        # amount of populated items are more 
        # than half the length of the list.
        return items > len(self.array)/2
    def double(self):
        """Double the list length and re-add values"""
        ht2 = HashTable(length=len(self.array)*2)
        for i in range(len(self.array)):
            if self.array[i] is None:
            # Since our list is now a different length,
            # we need to re-add all of our values to 
            # the new list for its hash to return correct
            # index.
            for kvp in self.array[i]:
                ht2.add(kvp[0], kvp[1])
        # Finally we just replace our current list with 
        # the new list of values that we created in ht2.
        self.array = ht2.array

What did we just do?

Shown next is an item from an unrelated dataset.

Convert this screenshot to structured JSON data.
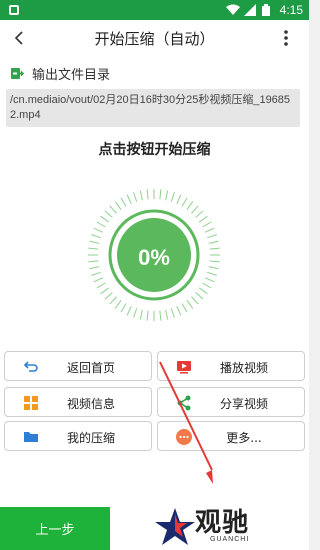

  • is_full() determines if we have the need to double/increase the size of our list or not. In our case we determine that our list is full whenever its more than 50% populated, but you could change this threshold to a lower or higher value if you wanted to.
  • double() increases the size of our list by a factor of 2. What this mean is that if our list was 4 items long, it will now be 8. Since our hash() method determines the index of a key by splitting its hash with modulus of the length of the list, it also means that we have to re-add each key value pair to their new “correct” position.

Obviously it takes some time to double our list, but it happens relatively rarely, which makes it a better option than to iterate over all our key value pairs that are colliding with each other on every single read/write.

Finally we can start using our methods within our add() method by extending it with the following:

class HashTable(object):
    def add(self, key, value):
        if self.is_full():

That means that whenever we have added an item that made our list hit the limit of what it consider to be “full”, it will automatically double the size of itself. We are now done with the core implementation of our HashTable.

Add Additional Methods

By now you should have a good enough understanding of our Hash Table to be able to extend it with your own functionalities. For example, you could use Python’s magic methods such as __getitem__, __setitem__, __iter__ and __contains__ to implement the additional behavior to make your HashTable class more properly emulate the standard dictionary in Python.

By doing this you could do things such as:

ht = HashTable()
# Using __setitem__
ht["foo"] = "bar"

# using __getitem__
val = ht["foo"]

# using __contains__
if "foo" in ht:
# using __iter__
for kvp in ht:

In the case of our HashTable class we could implement __setitem__ and __getitem__ with our existing get() and add() methods.

class HashTable(object):
    def __setitem__(self, key, value):
        self.add(key, value)
    def __getitem__(self, key):
        return self.get(key)

Maybe you could implement the other recommended magic methods on your own as an exercise to prove to yourself that you truly understand how Hash Tables are implemented.